Pred help me a lot at 5mg a day, but I get TERRIBLE back pain from pred, so I had to get off it.
That is always the main thing. Like you I trust my rheumy and know I can always properly discuss things.
For me that’s the only way forward with the conundrum that is PsA.
Here’s hoping for you…
Update: I went to pick up the prescribed depo medrol for the doc to inject and, well, I jammed out! I was only 6 days from my first colonoscopy and I was nervous about one more med in my body. It’s still sitting at the pharmacy so I can still get it. But in the last few days I have had a bit of a remission so pain is down to 4 out of 10 instead of 8. I’m content to wait for the Humira…for now.
When I was in Mexico a couple years ago I had a bad flare and the Rheumy I saw there prescribed Depo…I had to give myself the shot - but let me tell you, I fell incredible almost immediately and had no pain/issues for along time afterwards…I say go for it!
Are you on biologics? What has been your PsA journey for the last few years? Thanks
Amos - I hope I am not answering for someone else - I assume your question was for me?? And sorry for the delay. I have had some good years and some bad years. This past year has been bad - so I just started on Simponi…had my first shot two weeks ago.
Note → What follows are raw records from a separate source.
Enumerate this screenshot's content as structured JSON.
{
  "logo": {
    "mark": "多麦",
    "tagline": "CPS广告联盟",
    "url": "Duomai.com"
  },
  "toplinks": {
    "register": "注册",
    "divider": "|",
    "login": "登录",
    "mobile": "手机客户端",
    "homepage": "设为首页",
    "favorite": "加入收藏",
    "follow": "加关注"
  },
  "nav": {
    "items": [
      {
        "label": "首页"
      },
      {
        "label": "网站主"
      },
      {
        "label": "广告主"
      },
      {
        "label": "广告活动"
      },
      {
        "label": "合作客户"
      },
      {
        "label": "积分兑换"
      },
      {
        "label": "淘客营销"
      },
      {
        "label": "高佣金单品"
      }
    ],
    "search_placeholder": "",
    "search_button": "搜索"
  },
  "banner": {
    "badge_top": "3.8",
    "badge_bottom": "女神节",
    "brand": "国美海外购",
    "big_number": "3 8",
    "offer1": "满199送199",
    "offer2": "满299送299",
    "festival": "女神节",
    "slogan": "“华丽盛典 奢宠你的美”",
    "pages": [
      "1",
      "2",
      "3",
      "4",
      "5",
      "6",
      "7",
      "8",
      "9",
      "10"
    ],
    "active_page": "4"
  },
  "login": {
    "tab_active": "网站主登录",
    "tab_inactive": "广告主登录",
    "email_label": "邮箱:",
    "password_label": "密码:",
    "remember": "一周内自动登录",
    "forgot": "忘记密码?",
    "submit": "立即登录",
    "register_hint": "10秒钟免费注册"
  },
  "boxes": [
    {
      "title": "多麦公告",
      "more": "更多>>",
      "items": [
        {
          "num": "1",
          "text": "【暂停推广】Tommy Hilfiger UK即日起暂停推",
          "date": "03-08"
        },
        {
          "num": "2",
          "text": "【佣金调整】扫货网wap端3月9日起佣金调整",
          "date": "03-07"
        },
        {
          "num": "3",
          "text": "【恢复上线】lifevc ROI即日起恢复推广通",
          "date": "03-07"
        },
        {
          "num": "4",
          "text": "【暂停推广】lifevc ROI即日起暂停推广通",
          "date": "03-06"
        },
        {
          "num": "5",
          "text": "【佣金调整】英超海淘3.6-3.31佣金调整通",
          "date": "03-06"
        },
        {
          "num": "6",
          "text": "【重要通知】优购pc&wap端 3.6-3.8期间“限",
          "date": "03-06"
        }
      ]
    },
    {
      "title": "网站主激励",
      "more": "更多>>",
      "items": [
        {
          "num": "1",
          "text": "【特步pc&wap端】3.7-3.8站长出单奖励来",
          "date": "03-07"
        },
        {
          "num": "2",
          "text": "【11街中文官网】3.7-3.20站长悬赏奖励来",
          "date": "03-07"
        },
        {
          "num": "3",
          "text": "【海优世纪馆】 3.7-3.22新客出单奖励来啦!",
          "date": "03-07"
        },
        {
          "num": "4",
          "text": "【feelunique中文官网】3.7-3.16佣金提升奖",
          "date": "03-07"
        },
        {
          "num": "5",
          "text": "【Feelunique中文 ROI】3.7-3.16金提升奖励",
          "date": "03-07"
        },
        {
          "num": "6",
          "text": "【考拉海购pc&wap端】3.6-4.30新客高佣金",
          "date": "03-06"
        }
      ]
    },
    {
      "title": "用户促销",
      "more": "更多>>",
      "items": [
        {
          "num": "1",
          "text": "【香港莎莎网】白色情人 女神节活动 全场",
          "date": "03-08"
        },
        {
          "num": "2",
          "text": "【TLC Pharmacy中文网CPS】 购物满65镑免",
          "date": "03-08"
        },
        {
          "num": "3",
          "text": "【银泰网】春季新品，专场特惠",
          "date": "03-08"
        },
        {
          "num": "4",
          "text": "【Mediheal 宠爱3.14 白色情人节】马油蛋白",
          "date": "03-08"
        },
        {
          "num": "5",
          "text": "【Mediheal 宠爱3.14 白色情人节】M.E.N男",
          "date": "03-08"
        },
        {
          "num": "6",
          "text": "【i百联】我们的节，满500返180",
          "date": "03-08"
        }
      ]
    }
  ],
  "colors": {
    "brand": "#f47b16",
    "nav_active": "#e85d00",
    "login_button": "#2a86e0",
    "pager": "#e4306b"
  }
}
I had to do the methotrexate for three months first before I could get approved for biologics. I hated that drug! I also take hydroxychloroquine. It has worked very well for me in terms of treating my morning stiffness and fatigue. I suffer mostly from tendonitis/enthesitis in various parts of my body. Am hoping to get stabilized now that I am on biologics, though I find it all a bit scary given the covid thing…
Good to hear Corrie and we all would appreciate you keeping us up to date as to how your biologics is working. The shared experiences on this site are marvellous!